## Task to carry out:
Report every line of the records below that contains the word "With".

Excerpts from an interface dataset
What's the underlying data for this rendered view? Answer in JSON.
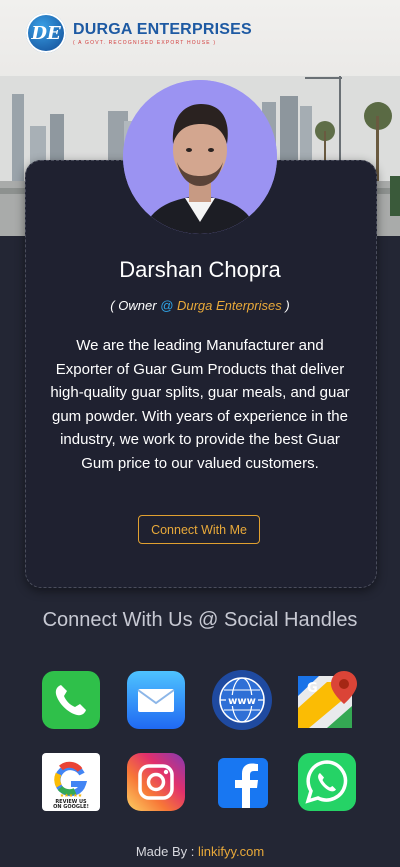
{
  "brand": {
    "logo_text": "DE",
    "name": "DURGA ENTERPRISES",
    "tagline": "( A GOVT. RECOGNISED EXPORT HOUSE )"
  },
  "profile": {
    "name": "Darshan Chopra",
    "role_prefix": "( Owner ",
    "role_at": "@",
    "role_company": " Durga Enterprises",
    "role_suffix": " )",
    "bio": "We are the leading Manufacturer and Exporter of Guar Gum Products that deliver high-quality guar splits, guar meals, and guar gum powder. With years of experience in the industry, we work to provide the best Guar Gum price to our valued customers.",
    "cta_label": "Connect With Me"
  },
  "social": {
    "title": "Connect With Us @ Social Handles",
    "icons": [
      "phone-icon",
      "email-icon",
      "website-icon",
      "google-maps-icon",
      "google-review-icon",
      "instagram-icon",
      "facebook-icon",
      "whatsapp-icon"
    ],
    "review_text_1": "REVIEW US",
    "review_text_2": "ON GOOGLE!",
    "www_text": "www"
  },
  "footer": {
    "prefix": "Made By : ",
    "link": "linkifyy.com"
  },
  "colors": {
    "background": "#232634",
    "card": "#1f2130",
    "accent": "#e8a93a",
    "link_blue": "#2fa5e8",
    "avatar_bg": "#9b93f2"
  }
}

## Written answer:
    "bio": "We are the leading Manufacturer and Exporter of Guar Gum Products that deliver high-quality guar splits, guar meals, and guar gum powder. With years of experience in the industry, we work to provide the best Guar Gum price to our valued customers.",
    "cta_label": "Connect With Me"
    "title": "Connect With Us @ Social Handles",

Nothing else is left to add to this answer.